[Component data from apps and pages]
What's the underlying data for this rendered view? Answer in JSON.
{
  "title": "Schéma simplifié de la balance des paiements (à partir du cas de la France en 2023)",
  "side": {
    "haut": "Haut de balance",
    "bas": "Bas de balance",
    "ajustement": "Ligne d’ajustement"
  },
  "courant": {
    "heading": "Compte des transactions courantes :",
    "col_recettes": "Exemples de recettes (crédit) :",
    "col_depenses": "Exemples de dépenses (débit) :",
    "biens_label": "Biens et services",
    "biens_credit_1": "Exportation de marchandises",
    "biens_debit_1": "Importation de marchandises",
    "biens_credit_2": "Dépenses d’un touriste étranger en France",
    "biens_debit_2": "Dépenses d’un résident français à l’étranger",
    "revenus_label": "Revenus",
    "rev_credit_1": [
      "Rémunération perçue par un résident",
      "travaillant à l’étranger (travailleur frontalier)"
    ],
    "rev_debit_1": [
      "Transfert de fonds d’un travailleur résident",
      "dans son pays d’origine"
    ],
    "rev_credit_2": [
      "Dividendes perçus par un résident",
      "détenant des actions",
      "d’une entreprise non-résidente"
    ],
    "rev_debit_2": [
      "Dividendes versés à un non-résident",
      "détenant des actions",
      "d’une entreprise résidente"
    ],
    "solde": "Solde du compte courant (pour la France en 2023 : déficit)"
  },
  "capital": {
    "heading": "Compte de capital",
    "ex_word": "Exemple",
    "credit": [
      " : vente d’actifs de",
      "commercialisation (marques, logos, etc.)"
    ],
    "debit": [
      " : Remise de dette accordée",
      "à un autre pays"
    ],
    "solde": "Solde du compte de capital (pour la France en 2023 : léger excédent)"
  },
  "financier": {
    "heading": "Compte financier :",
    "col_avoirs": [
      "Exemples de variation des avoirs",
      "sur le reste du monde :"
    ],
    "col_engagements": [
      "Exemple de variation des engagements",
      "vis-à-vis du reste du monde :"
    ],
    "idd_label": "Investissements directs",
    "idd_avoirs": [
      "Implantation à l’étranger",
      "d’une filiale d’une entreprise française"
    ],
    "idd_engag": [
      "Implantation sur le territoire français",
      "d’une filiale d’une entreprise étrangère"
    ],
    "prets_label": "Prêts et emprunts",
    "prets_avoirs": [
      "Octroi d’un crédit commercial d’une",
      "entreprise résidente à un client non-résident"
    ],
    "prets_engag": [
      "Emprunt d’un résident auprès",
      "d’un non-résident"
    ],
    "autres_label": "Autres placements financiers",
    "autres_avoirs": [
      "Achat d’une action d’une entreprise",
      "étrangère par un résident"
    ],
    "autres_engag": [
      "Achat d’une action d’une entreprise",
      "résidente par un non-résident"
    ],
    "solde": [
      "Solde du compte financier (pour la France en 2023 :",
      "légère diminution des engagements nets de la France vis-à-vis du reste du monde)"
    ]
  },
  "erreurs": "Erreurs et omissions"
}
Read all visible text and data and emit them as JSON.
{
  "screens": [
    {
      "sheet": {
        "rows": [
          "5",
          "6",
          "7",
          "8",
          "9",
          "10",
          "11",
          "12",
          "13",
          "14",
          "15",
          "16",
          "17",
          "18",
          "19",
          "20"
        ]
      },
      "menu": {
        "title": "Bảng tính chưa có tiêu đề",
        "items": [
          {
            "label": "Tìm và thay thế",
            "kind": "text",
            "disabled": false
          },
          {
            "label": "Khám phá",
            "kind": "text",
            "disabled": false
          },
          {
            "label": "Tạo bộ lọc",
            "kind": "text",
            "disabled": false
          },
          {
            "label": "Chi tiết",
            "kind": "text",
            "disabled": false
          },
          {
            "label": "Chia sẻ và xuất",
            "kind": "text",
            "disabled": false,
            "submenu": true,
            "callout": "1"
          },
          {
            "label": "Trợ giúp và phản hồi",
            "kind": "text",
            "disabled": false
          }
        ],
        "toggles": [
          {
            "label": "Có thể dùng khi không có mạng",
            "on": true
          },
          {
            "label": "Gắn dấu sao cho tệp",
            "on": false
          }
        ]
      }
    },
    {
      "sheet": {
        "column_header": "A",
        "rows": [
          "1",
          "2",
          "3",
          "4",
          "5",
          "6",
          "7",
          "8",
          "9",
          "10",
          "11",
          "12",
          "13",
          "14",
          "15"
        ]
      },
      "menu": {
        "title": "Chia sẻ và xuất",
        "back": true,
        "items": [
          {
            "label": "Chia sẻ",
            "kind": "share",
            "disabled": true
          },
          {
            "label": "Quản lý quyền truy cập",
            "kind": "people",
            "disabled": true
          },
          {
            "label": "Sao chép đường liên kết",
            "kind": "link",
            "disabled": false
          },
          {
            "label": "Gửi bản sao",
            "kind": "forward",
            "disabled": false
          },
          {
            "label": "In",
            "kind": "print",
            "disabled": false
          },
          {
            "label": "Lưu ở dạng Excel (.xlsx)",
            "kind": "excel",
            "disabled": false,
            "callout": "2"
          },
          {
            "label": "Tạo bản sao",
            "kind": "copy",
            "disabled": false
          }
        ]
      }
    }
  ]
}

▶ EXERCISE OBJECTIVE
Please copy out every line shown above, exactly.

▶ TASK ANSWER
What's the underlying data for this rendered view? Answer in JSON.
{
  "title": "Schéma simplifié de la balance des paiements (à partir du cas de la France en 2023)",
  "side": {
    "haut": "Haut de balance",
    "bas": "Bas de balance",
    "ajustement": "Ligne d’ajustement"
  },
  "courant": {
    "heading": "Compte des transactions courantes :",
    "col_recettes": "Exemples de recettes (crédit) :",
    "col_depenses": "Exemples de dépenses (débit) :",
    "biens_label": "Biens et services",
    "biens_credit_1": "Exportation de marchandises",
    "biens_debit_1": "Importation de marchandises",
    "biens_credit_2": "Dépenses d’un touriste étranger en France",
    "biens_debit_2": "Dépenses d’un résident français à l’étranger",
    "revenus_label": "Revenus",
    "rev_credit_1": [
      "Rémunération perçue par un résident",
      "travaillant à l’étranger (travailleur frontalier)"
    ],
    "rev_debit_1": [
      "Transfert de fonds d’un travailleur résident",
      "dans son pays d’origine"
    ],
    "rev_credit_2": [
      "Dividendes perçus par un résident",
      "détenant des actions",
      "d’une entreprise non-résidente"
    ],
    "rev_debit_2": [
      "Dividendes versés à un non-résident",
      "détenant des actions",
      "d’une entreprise résidente"
    ],
    "solde": "Solde du compte courant (pour la France en 2023 : déficit)"
  },
  "capital": {
    "heading": "Compte de capital",
    "ex_word": "Exemple",
    "credit": [
      " : vente d’actifs de",
      "commercialisation (marques, logos, etc.)"
    ],
    "debit": [
      " : Remise de dette accordée",
      "à un autre pays"
    ],
    "solde": "Solde du compte de capital (pour la France en 2023 : léger excédent)"
  },
  "financier": {
    "heading": "Compte financier :",
    "col_avoirs": [
      "Exemples de variation des avoirs",
      "sur le reste du monde :"
    ],
    "col_engagements": [
      "Exemple de variation des engagements",
      "vis-à-vis du reste du monde :"
    ],
    "idd_label": "Investissements directs",
    "idd_avoirs": [
      "Implantation à l’étranger",
      "d’une filiale d’une entreprise française"
    ],
    "idd_engag": [
      "Implantation sur le territoire français",
      "d’une filiale d’une entreprise étrangère"
    ],
    "prets_label": "Prêts et emprunts",
    "prets_avoirs": [
      "Octroi d’un crédit commercial d’une",
      "entreprise résidente à un client non-résident"
    ],
    "prets_engag": [
      "Emprunt d’un résident auprès",
      "d’un non-résident"
    ],
    "autres_label": "Autres placements financiers",
    "autres_avoirs": [
      "Achat d’une action d’une entreprise",
      "étrangère par un résident"
    ],
    "autres_engag": [
      "Achat d’une action d’une entreprise",
      "résidente par un non-résident"
    ],
    "solde": [
      "Solde du compte financier (pour la France en 2023 :",
      "légère diminution des engagements nets de la France vis-à-vis du reste du monde)"
    ]
  },
  "erreurs": "Erreurs et omissions"
}
Read all visible text and data and emit them as JSON.
{
  "screens": [
    {
      "sheet": {
        "rows": [
          "5",
          "6",
          "7",
          "8",
          "9",
          "10",
          "11",
          "12",
          "13",
          "14",
          "15",
          "16",
          "17",
          "18",
          "19",
          "20"
        ]
      },
      "menu": {
        "title": "Bảng tính chưa có tiêu đề",
        "items": [
          {
            "label": "Tìm và thay thế",
            "kind": "text",
            "disabled": false
          },
          {
            "label": "Khám phá",
            "kind": "text",
            "disabled": false
          },
          {
            "label": "Tạo bộ lọc",
            "kind": "text",
            "disabled": false
          },
          {
            "label": "Chi tiết",
            "kind": "text",
            "disabled": false
          },
          {
            "label": "Chia sẻ và xuất",
            "kind": "text",
            "disabled": false,
            "submenu": true,
            "callout": "1"
          },
          {
            "label": "Trợ giúp và phản hồi",
            "kind": "text",
            "disabled": false
          }
        ],
        "toggles": [
          {
            "label": "Có thể dùng khi không có mạng",
            "on": true
          },
          {
            "label": "Gắn dấu sao cho tệp",
            "on": false
          }
        ]
      }
    },
    {
      "sheet": {
        "column_header": "A",
        "rows": [
          "1",
          "2",
          "3",
          "4",
          "5",
          "6",
          "7",
          "8",
          "9",
          "10",
          "11",
          "12",
          "13",
          "14",
          "15"
        ]
      },
      "menu": {
        "title": "Chia sẻ và xuất",
        "back": true,
        "items": [
          {
            "label": "Chia sẻ",
            "kind": "share",
            "disabled": true
          },
          {
            "label": "Quản lý quyền truy cập",
            "kind": "people",
            "disabled": true
          },
          {
            "label": "Sao chép đường liên kết",
            "kind": "link",
            "disabled": false
          },
          {
            "label": "Gửi bản sao",
            "kind": "forward",
            "disabled": false
          },
          {
            "label": "In",
            "kind": "print",
            "disabled": false
          },
          {
            "label": "Lưu ở dạng Excel (.xlsx)",
            "kind": "excel",
            "disabled": false,
            "callout": "2"
          },
          {
            "label": "Tạo bản sao",
            "kind": "copy",
            "disabled": false
          }
        ]
      }
    }
  ]
}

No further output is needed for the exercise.